Exercise prompt: An exact repetition of every entry, with no images, is the required answer.

[Page and application data records]

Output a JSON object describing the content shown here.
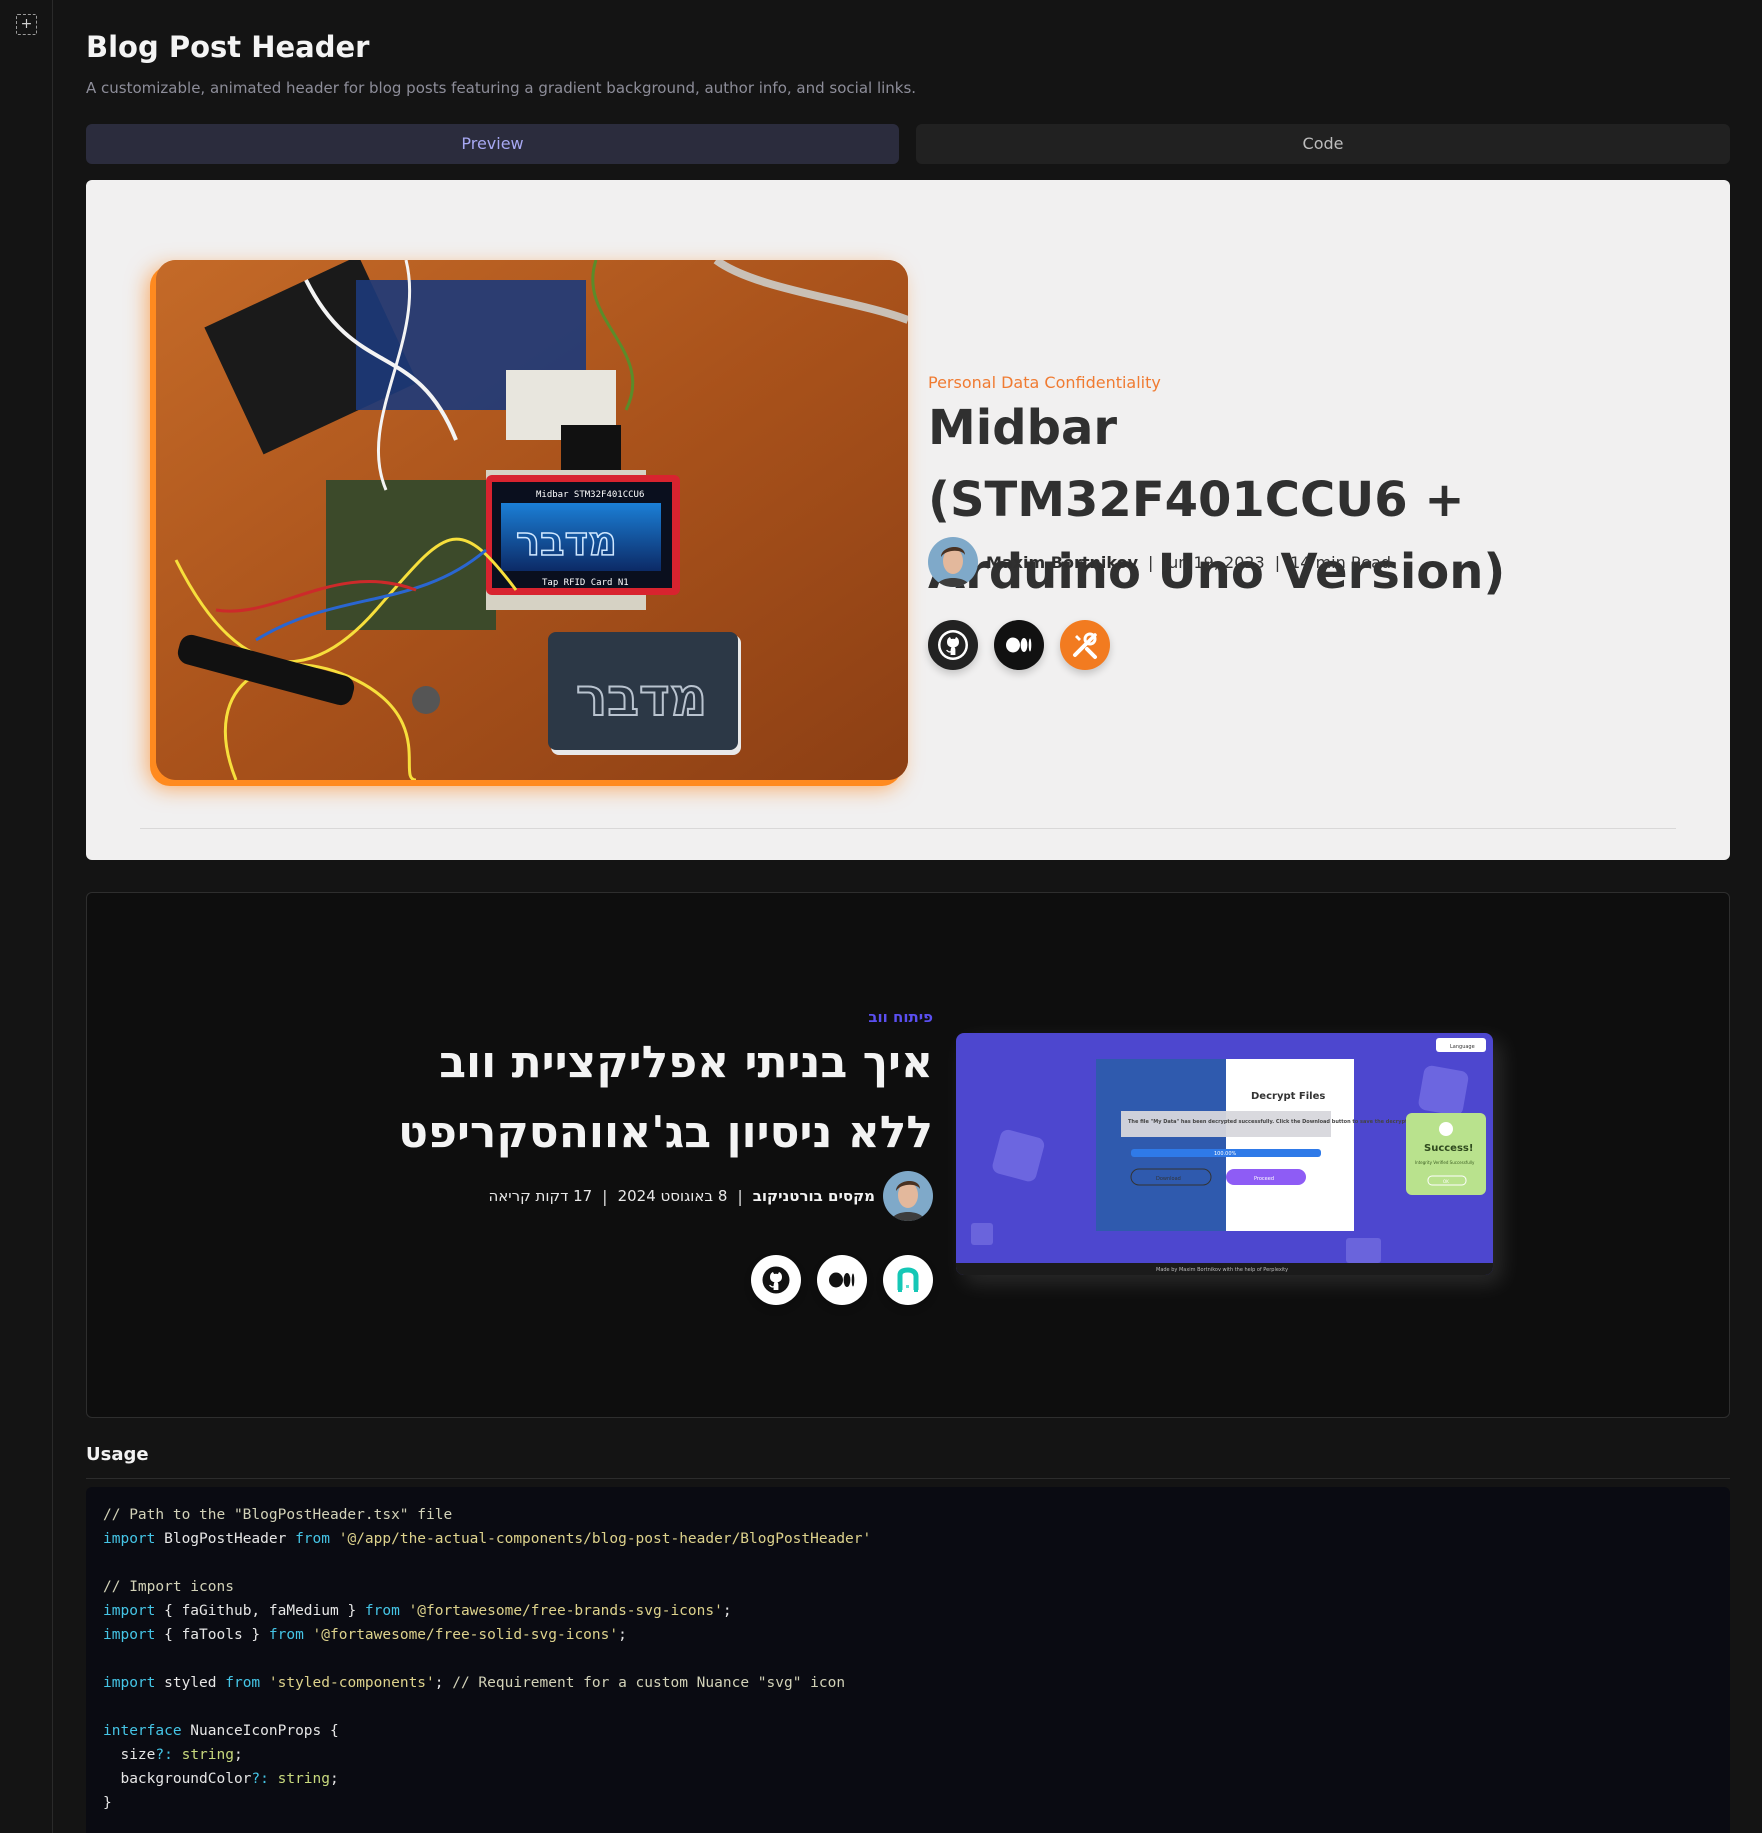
{
  "page": {
    "title": "Blog Post Header",
    "subtitle": "A customizable, animated header for blog posts featuring a gradient background, author info, and social links."
  },
  "tabs": [
    {
      "label": "Preview"
    },
    {
      "label": "Code"
    }
  ],
  "preview_light": {
    "category": "Personal Data Confidentiality",
    "title": "Midbar (STM32F401CCU6 + Arduino Uno Version)",
    "author": "Maxim Bortnikov",
    "date": "Jun 19, 2023",
    "read_time": "14 min Read",
    "separator": "|",
    "hero_image_texts": {
      "display_top": "Midbar STM32F401CCU6",
      "display_bottom": "Tap RFID Card N1",
      "card_text": "מדבר",
      "screen_text": "מדבר"
    },
    "social": [
      "github-icon",
      "medium-icon",
      "tools-icon"
    ],
    "accent": "#f07b32"
  },
  "preview_dark": {
    "category": "פיתוח ווב",
    "title": "איך בניתי אפליקציית ווב ללא ניסיון בג'אווהסקריפט",
    "author": "מקסים בורטניקוב",
    "date": "8 באוגוסט 2024",
    "read_time": "17 דקות קריאה",
    "separator": "|",
    "social": [
      "github-icon",
      "medium-icon",
      "nuance-icon"
    ],
    "accent": "#5a4ff0",
    "screenshot_texts": {
      "language": "Language",
      "panel_title": "Decrypt Files",
      "message": "The file \"My Data\" has been decrypted successfully. Click the Download button to save the decrypted file.",
      "progress": "100.00%",
      "left_button": "Download",
      "right_button": "Proceed",
      "success_title": "Success!",
      "success_text": "Integrity Verified Successfully",
      "success_button": "OK",
      "footer": "Made by Maxim Bortnikov with the help of Perplexity"
    }
  },
  "usage": {
    "heading": "Usage",
    "code_lines": [
      [
        {
          "t": "// Path to the \"BlogPostHeader.tsx\" file",
          "k": "comment"
        }
      ],
      [
        {
          "t": "import",
          "k": "key"
        },
        {
          "t": " BlogPostHeader ",
          "k": "plain"
        },
        {
          "t": "from",
          "k": "key"
        },
        {
          "t": " ",
          "k": "plain"
        },
        {
          "t": "'@/app/the-actual-components/blog-post-header/BlogPostHeader'",
          "k": "str"
        }
      ],
      [],
      [
        {
          "t": "// Import icons",
          "k": "comment"
        }
      ],
      [
        {
          "t": "import",
          "k": "key"
        },
        {
          "t": " { faGithub, faMedium } ",
          "k": "plain"
        },
        {
          "t": "from",
          "k": "key"
        },
        {
          "t": " ",
          "k": "plain"
        },
        {
          "t": "'@fortawesome/free-brands-svg-icons'",
          "k": "str"
        },
        {
          "t": ";",
          "k": "plain"
        }
      ],
      [
        {
          "t": "import",
          "k": "key"
        },
        {
          "t": " { faTools } ",
          "k": "plain"
        },
        {
          "t": "from",
          "k": "key"
        },
        {
          "t": " ",
          "k": "plain"
        },
        {
          "t": "'@fortawesome/free-solid-svg-icons'",
          "k": "str"
        },
        {
          "t": ";",
          "k": "plain"
        }
      ],
      [],
      [
        {
          "t": "import",
          "k": "key"
        },
        {
          "t": " styled ",
          "k": "plain"
        },
        {
          "t": "from",
          "k": "key"
        },
        {
          "t": " ",
          "k": "plain"
        },
        {
          "t": "'styled-components'",
          "k": "str"
        },
        {
          "t": "; ",
          "k": "plain"
        },
        {
          "t": "// Requirement for a custom Nuance \"svg\" icon",
          "k": "comment"
        }
      ],
      [],
      [
        {
          "t": "interface",
          "k": "key"
        },
        {
          "t": " NuanceIconProps {",
          "k": "plain"
        }
      ],
      [
        {
          "t": "  size",
          "k": "plain"
        },
        {
          "t": "?:",
          "k": "key"
        },
        {
          "t": " ",
          "k": "plain"
        },
        {
          "t": "string",
          "k": "type"
        },
        {
          "t": ";",
          "k": "plain"
        }
      ],
      [
        {
          "t": "  backgroundColor",
          "k": "plain"
        },
        {
          "t": "?:",
          "k": "key"
        },
        {
          "t": " ",
          "k": "plain"
        },
        {
          "t": "string",
          "k": "type"
        },
        {
          "t": ";",
          "k": "plain"
        }
      ],
      [
        {
          "t": "}",
          "k": "plain"
        }
      ]
    ]
  },
  "icons": {
    "sidebar_toggle": "sidebar-expand-icon"
  },
  "colors": {
    "background": "#141414",
    "light_card": "#f1f0f0",
    "dark_card": "#0e0e0e",
    "code_bg": "#0a0b12",
    "tab_active": "#2b2c3d"
  }
}
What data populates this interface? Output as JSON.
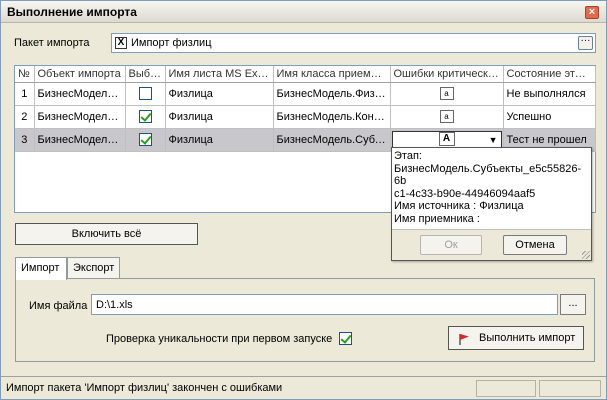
{
  "window": {
    "title": "Выполнение импорта",
    "close_glyph": "×"
  },
  "package": {
    "label": "Пакет импорта",
    "value": "Импорт физлиц",
    "browse_glyph": "···"
  },
  "table": {
    "columns": [
      "№",
      "Объект импорта",
      "Выбран",
      "Имя листа MS Excel",
      "Имя класса приемника",
      "Ошибки критические",
      "Состояние этапа"
    ],
    "rows": [
      {
        "num": "1",
        "object": "БизнесМодель.Физлица",
        "selected": false,
        "sheet": "Физлица",
        "class": "БизнесМодель.Физлица",
        "errors_icon": "a",
        "state": "Не выполнялся"
      },
      {
        "num": "2",
        "object": "БизнесМодель.Контрагенты",
        "selected": true,
        "sheet": "Физлица",
        "class": "БизнесМодель.Контрагенты",
        "errors_icon": "a",
        "state": "Успешно"
      },
      {
        "num": "3",
        "object": "БизнесМодель.Субъекты",
        "selected": true,
        "sheet": "Физлица",
        "class": "БизнесМодель.Субъекты",
        "errors_icon": "A",
        "state": "Тест не прошел"
      }
    ]
  },
  "popup": {
    "lines": [
      "Этап:",
      "БизнесМодель.Субъекты_e5c55826-6b",
      "c1-4c33-b90e-44946094aaf5",
      "Имя источника : Физлица",
      "Имя приемника :"
    ],
    "ok_label": "Ок",
    "cancel_label": "Отмена"
  },
  "include_all_label": "Включить всё",
  "tabs": [
    {
      "label": "Импорт",
      "active": true
    },
    {
      "label": "Экспорт",
      "active": false
    }
  ],
  "import_tab": {
    "file_label": "Имя файла",
    "file_value": "D:\\1.xls",
    "browse_label": "...",
    "uniqueness_label": "Проверка уникальности при первом запуске",
    "uniqueness_checked": true,
    "run_label": "Выполнить импорт"
  },
  "status": {
    "text": "Импорт пакета 'Импорт физлиц' закончен с ошибками"
  },
  "colors": {
    "selected_row": "#c8c8cc",
    "check_green": "#21a121",
    "flag_red": "#d42a2a"
  }
}
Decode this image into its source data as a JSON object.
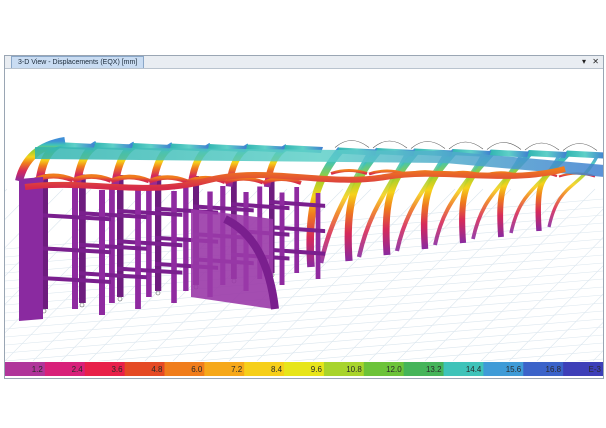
{
  "window": {
    "tab_title": "3-D View  - Displacements (EQX)  [mm]",
    "controls": {
      "dropdown_glyph": "▾",
      "close_glyph": "✕"
    }
  },
  "legend": {
    "labels": [
      "1.2",
      "2.4",
      "3.6",
      "4.8",
      "6.0",
      "7.2",
      "8.4",
      "9.6",
      "10.8",
      "12.0",
      "13.2",
      "14.4",
      "15.6",
      "16.8",
      "E-3"
    ],
    "colors": [
      "#b0359a",
      "#d8207a",
      "#e8204a",
      "#e54a25",
      "#f07d1c",
      "#f6a81a",
      "#f6cf1a",
      "#e7e51a",
      "#a8d42c",
      "#6cc33a",
      "#45b45a",
      "#3fc3b9",
      "#3f9bd7",
      "#3b63c9",
      "#3d3fb8"
    ]
  },
  "model": {
    "frame_colors": {
      "column": "#8f2aa0",
      "column_dark": "#6d1c7e",
      "gradient": [
        "#8a2aa0",
        "#d62a5a",
        "#f07d1c",
        "#f6d21a",
        "#9fd02e",
        "#3fc3b9",
        "#3f8fd7"
      ]
    }
  }
}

Response to this task:
Output a JSON object describing the content shown here.
{
  "page": {
    "title": "Blog Post Header",
    "subtitle": "A customizable, animated header for blog posts featuring a gradient background, author info, and social links."
  },
  "tabs": [
    {
      "label": "Preview"
    },
    {
      "label": "Code"
    }
  ],
  "preview_light": {
    "category": "Personal Data Confidentiality",
    "title": "Midbar (STM32F401CCU6 + Arduino Uno Version)",
    "author": "Maxim Bortnikov",
    "date": "Jun 19, 2023",
    "read_time": "14 min Read",
    "separator": "|",
    "hero_image_texts": {
      "display_top": "Midbar STM32F401CCU6",
      "display_bottom": "Tap RFID Card N1",
      "card_text": "מדבר",
      "screen_text": "מדבר"
    },
    "social": [
      "github-icon",
      "medium-icon",
      "tools-icon"
    ],
    "accent": "#f07b32"
  },
  "preview_dark": {
    "category": "פיתוח ווב",
    "title": "איך בניתי אפליקציית ווב ללא ניסיון בג'אווהסקריפט",
    "author": "מקסים בורטניקוב",
    "date": "8 באוגוסט 2024",
    "read_time": "17 דקות קריאה",
    "separator": "|",
    "social": [
      "github-icon",
      "medium-icon",
      "nuance-icon"
    ],
    "accent": "#5a4ff0",
    "screenshot_texts": {
      "language": "Language",
      "panel_title": "Decrypt Files",
      "message": "The file \"My Data\" has been decrypted successfully. Click the Download button to save the decrypted file.",
      "progress": "100.00%",
      "left_button": "Download",
      "right_button": "Proceed",
      "success_title": "Success!",
      "success_text": "Integrity Verified Successfully",
      "success_button": "OK",
      "footer": "Made by Maxim Bortnikov with the help of Perplexity"
    }
  },
  "usage": {
    "heading": "Usage",
    "code_lines": [
      [
        {
          "t": "// Path to the \"BlogPostHeader.tsx\" file",
          "k": "comment"
        }
      ],
      [
        {
          "t": "import",
          "k": "key"
        },
        {
          "t": " BlogPostHeader ",
          "k": "plain"
        },
        {
          "t": "from",
          "k": "key"
        },
        {
          "t": " ",
          "k": "plain"
        },
        {
          "t": "'@/app/the-actual-components/blog-post-header/BlogPostHeader'",
          "k": "str"
        }
      ],
      [],
      [
        {
          "t": "// Import icons",
          "k": "comment"
        }
      ],
      [
        {
          "t": "import",
          "k": "key"
        },
        {
          "t": " { faGithub, faMedium } ",
          "k": "plain"
        },
        {
          "t": "from",
          "k": "key"
        },
        {
          "t": " ",
          "k": "plain"
        },
        {
          "t": "'@fortawesome/free-brands-svg-icons'",
          "k": "str"
        },
        {
          "t": ";",
          "k": "plain"
        }
      ],
      [
        {
          "t": "import",
          "k": "key"
        },
        {
          "t": " { faTools } ",
          "k": "plain"
        },
        {
          "t": "from",
          "k": "key"
        },
        {
          "t": " ",
          "k": "plain"
        },
        {
          "t": "'@fortawesome/free-solid-svg-icons'",
          "k": "str"
        },
        {
          "t": ";",
          "k": "plain"
        }
      ],
      [],
      [
        {
          "t": "import",
          "k": "key"
        },
        {
          "t": " styled ",
          "k": "plain"
        },
        {
          "t": "from",
          "k": "key"
        },
        {
          "t": " ",
          "k": "plain"
        },
        {
          "t": "'styled-components'",
          "k": "str"
        },
        {
          "t": "; ",
          "k": "plain"
        },
        {
          "t": "// Requirement for a custom Nuance \"svg\" icon",
          "k": "comment"
        }
      ],
      [],
      [
        {
          "t": "interface",
          "k": "key"
        },
        {
          "t": " NuanceIconProps {",
          "k": "plain"
        }
      ],
      [
        {
          "t": "  size",
          "k": "plain"
        },
        {
          "t": "?:",
          "k": "key"
        },
        {
          "t": " ",
          "k": "plain"
        },
        {
          "t": "string",
          "k": "type"
        },
        {
          "t": ";",
          "k": "plain"
        }
      ],
      [
        {
          "t": "  backgroundColor",
          "k": "plain"
        },
        {
          "t": "?:",
          "k": "key"
        },
        {
          "t": " ",
          "k": "plain"
        },
        {
          "t": "string",
          "k": "type"
        },
        {
          "t": ";",
          "k": "plain"
        }
      ],
      [
        {
          "t": "}",
          "k": "plain"
        }
      ]
    ]
  },
  "icons": {
    "sidebar_toggle": "sidebar-expand-icon"
  },
  "colors": {
    "background": "#141414",
    "light_card": "#f1f0f0",
    "dark_card": "#0e0e0e",
    "code_bg": "#0a0b12",
    "tab_active": "#2b2c3d"
  }
}
What data populates this interface? Output as JSON.
{
  "window": {
    "title": "Выполнение импорта",
    "close_glyph": "×"
  },
  "package": {
    "label": "Пакет импорта",
    "value": "Импорт физлиц",
    "browse_glyph": "···"
  },
  "table": {
    "columns": [
      "№",
      "Объект импорта",
      "Выбран",
      "Имя листа MS Excel",
      "Имя класса приемника",
      "Ошибки критические",
      "Состояние этапа"
    ],
    "rows": [
      {
        "num": "1",
        "object": "БизнесМодель.Физлица",
        "selected": false,
        "sheet": "Физлица",
        "class": "БизнесМодель.Физлица",
        "errors_icon": "a",
        "state": "Не выполнялся"
      },
      {
        "num": "2",
        "object": "БизнесМодель.Контрагенты",
        "selected": true,
        "sheet": "Физлица",
        "class": "БизнесМодель.Контрагенты",
        "errors_icon": "a",
        "state": "Успешно"
      },
      {
        "num": "3",
        "object": "БизнесМодель.Субъекты",
        "selected": true,
        "sheet": "Физлица",
        "class": "БизнесМодель.Субъекты",
        "errors_icon": "A",
        "state": "Тест не прошел"
      }
    ]
  },
  "popup": {
    "lines": [
      "Этап:",
      "БизнесМодель.Субъекты_e5c55826-6b",
      "c1-4c33-b90e-44946094aaf5",
      "Имя источника : Физлица",
      "Имя приемника :"
    ],
    "ok_label": "Ок",
    "cancel_label": "Отмена"
  },
  "include_all_label": "Включить всё",
  "tabs": [
    {
      "label": "Импорт",
      "active": true
    },
    {
      "label": "Экспорт",
      "active": false
    }
  ],
  "import_tab": {
    "file_label": "Имя файла",
    "file_value": "D:\\1.xls",
    "browse_label": "...",
    "uniqueness_label": "Проверка уникальности при первом запуске",
    "uniqueness_checked": true,
    "run_label": "Выполнить импорт"
  },
  "status": {
    "text": "Импорт пакета 'Импорт физлиц' закончен с ошибками"
  },
  "colors": {
    "selected_row": "#c8c8cc",
    "check_green": "#21a121",
    "flag_red": "#d42a2a"
  }
}
Decode this image into its source data as a JSON object.
{
  "window": {
    "tab_title": "3-D View  - Displacements (EQX)  [mm]",
    "controls": {
      "dropdown_glyph": "▾",
      "close_glyph": "✕"
    }
  },
  "legend": {
    "labels": [
      "1.2",
      "2.4",
      "3.6",
      "4.8",
      "6.0",
      "7.2",
      "8.4",
      "9.6",
      "10.8",
      "12.0",
      "13.2",
      "14.4",
      "15.6",
      "16.8",
      "E-3"
    ],
    "colors": [
      "#b0359a",
      "#d8207a",
      "#e8204a",
      "#e54a25",
      "#f07d1c",
      "#f6a81a",
      "#f6cf1a",
      "#e7e51a",
      "#a8d42c",
      "#6cc33a",
      "#45b45a",
      "#3fc3b9",
      "#3f9bd7",
      "#3b63c9",
      "#3d3fb8"
    ]
  },
  "model": {
    "frame_colors": {
      "column": "#8f2aa0",
      "column_dark": "#6d1c7e",
      "gradient": [
        "#8a2aa0",
        "#d62a5a",
        "#f07d1c",
        "#f6d21a",
        "#9fd02e",
        "#3fc3b9",
        "#3f8fd7"
      ]
    }
  }
}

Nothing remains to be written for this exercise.